From the New Orleans Picayune and in the Lafayette Gazette 9/3/1898.



Selected News Notes (Gazette) 9/3/1898.

 Prof. W. A. LeRosen arrived Wednesday from Shreveport to make all the preliminary arrangements to open the Lafayette High School on the 5th. instant. 

Jim Marsh and John Miller visited the Lafayette boys at Jackson barracks last Sunday evening.

 Jim Marsh has been transferred from the St. Martinville to the Alexandria branch, on the Southern Pacific.

 Isaac Roos, of the Isaac Roos Cotton Company, was in Lafayette Thursday. Mr. Roos represents a large exporting house.

 Vic Levy has returned from New York where he purchased a large stock of goods for the store which he and his brother, Willie, will open in Gus. Lacoste's new building.
Lafayette Gazette 9/3/1898.




LAGNIAPPE:
 From the Lafayette Daily Advertiser of September 3rd, 1939:


ENGLAND IS AT WAR!!!

"EXPECT FRANCE TO FOLLOW IN STEPS OF ENGLAND..."
   


 "NEW WEAPONS CAN FORCE PLANES TO STAY 20,000 FEET UP..."  

And Back in Lafayette, La.


Newsreels portraying the situation on the other side of the Atlantic were already showing regularly at the Jefferson Theatre. 
                                 
EXTRA! SCOOP!


Double Length News - Giving a complete record of the European Crisis.

PLUS: Mickey Mouse presents The 3 Little Pigs in  "Practical Pig."



Movies Now SHOWING at the JEFFERSON THEATRE:

 Randolph Scott in "Mutiny On The Bounty."

TOMORROW & MONDAY:  The stars you love to see...In Love!

    Tyrone Power, Sonja Henie


                           in

    Irving Berlin's, "Second Fiddle."
      

And at the ROYAL THEATRE:

NOW SHOWING:  

Clark Gable in "Mutiny On The Bounty."

TOMORROW AND MONDAY:

"Blondie Takes A Vacation." 
America's favorite fun family in their third successive hit!!!

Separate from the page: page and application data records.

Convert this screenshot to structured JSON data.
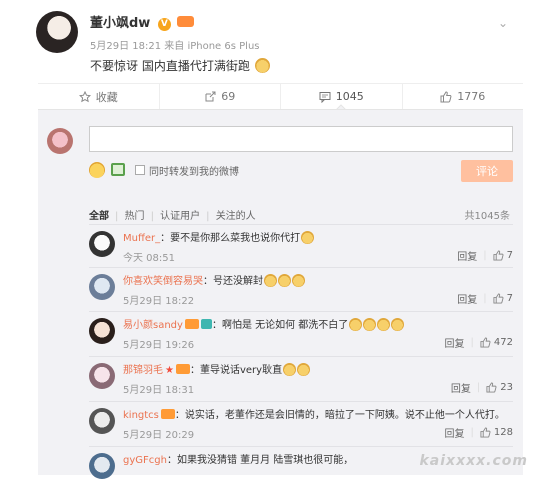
{
  "post": {
    "author": "董小飒dw",
    "verified_mark": "V",
    "time": "5月29日 18:21",
    "source": "来自 iPhone 6s Plus",
    "text": "不要惊讶 国内直播代打满街跑",
    "more_glyph": "⌄"
  },
  "actions": [
    {
      "label": "收藏",
      "icon": "star-icon"
    },
    {
      "label": "69",
      "icon": "share-icon"
    },
    {
      "label": "1045",
      "icon": "comment-icon"
    },
    {
      "label": "1776",
      "icon": "like-icon"
    }
  ],
  "composer": {
    "input_value": "",
    "also_repost_label": "同时转发到我的微博",
    "submit_label": "评论"
  },
  "filters": {
    "all": "全部",
    "hot": "热门",
    "verified": "认证用户",
    "following": "关注的人",
    "total": "共1045条"
  },
  "comments": [
    {
      "user": "Muffer_",
      "text": "：要不是你那么菜我也说你代打",
      "time": "今天 08:51",
      "reply": "回复",
      "likes": "7"
    },
    {
      "user": "你喜欢笑倒容易哭",
      "text": "：号还没解封",
      "time": "5月29日 18:22",
      "reply": "回复",
      "likes": "7"
    },
    {
      "user": "易小颜sandy",
      "text": "：啊怕是 无论如何 都洗不白了",
      "time": "5月29日 19:26",
      "reply": "回复",
      "likes": "472"
    },
    {
      "user": "那锦羽毛",
      "text": "：董导说话very耿直",
      "time": "5月29日 18:31",
      "reply": "回复",
      "likes": "23"
    },
    {
      "user": "kingtcs",
      "text": "：说实话，老董作还是会旧情的，暗拉了一下阿姨。说不止他一个人代打。",
      "time": "5月29日 20:29",
      "reply": "回复",
      "likes": "128"
    },
    {
      "user": "gyGFcgh",
      "text": "：如果我没猜错 董月月 陆雪琪也很可能，",
      "time": "",
      "reply": "",
      "likes": ""
    }
  ],
  "watermark": "kaixxxx.com",
  "colors": {
    "accent_orange": "#eb7350",
    "submit_bg": "#ffc09f",
    "panel_bg": "#f2f2f5"
  }
}
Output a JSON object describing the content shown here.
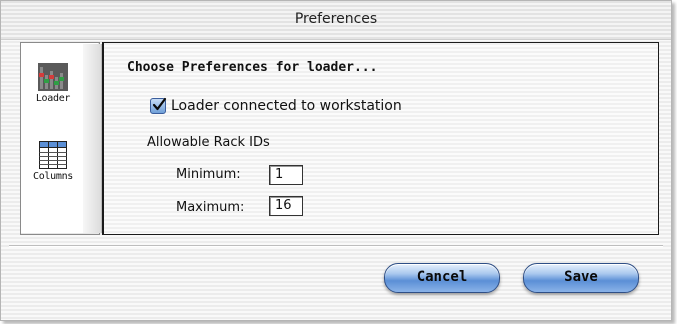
{
  "window": {
    "title": "Preferences"
  },
  "sidebar": {
    "items": [
      {
        "label": "Loader",
        "icon": "loader-icon"
      },
      {
        "label": "Columns",
        "icon": "columns-icon"
      }
    ]
  },
  "panel": {
    "heading": "Choose Preferences for loader...",
    "checkbox": {
      "label": "Loader connected to workstation",
      "checked": true
    },
    "group_label": "Allowable Rack IDs",
    "minimum": {
      "label": "Minimum:",
      "value": "1"
    },
    "maximum": {
      "label": "Maximum:",
      "value": "16"
    }
  },
  "buttons": {
    "cancel": "Cancel",
    "save": "Save"
  },
  "colors": {
    "accent": "#5b8fd6",
    "text": "#111111"
  }
}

SUNDAY: Charles Starret and Iris Meredith in,


"Spoilers of the Range." Laf. Advertiser 9/3/1939.

No comments:

Post a Comment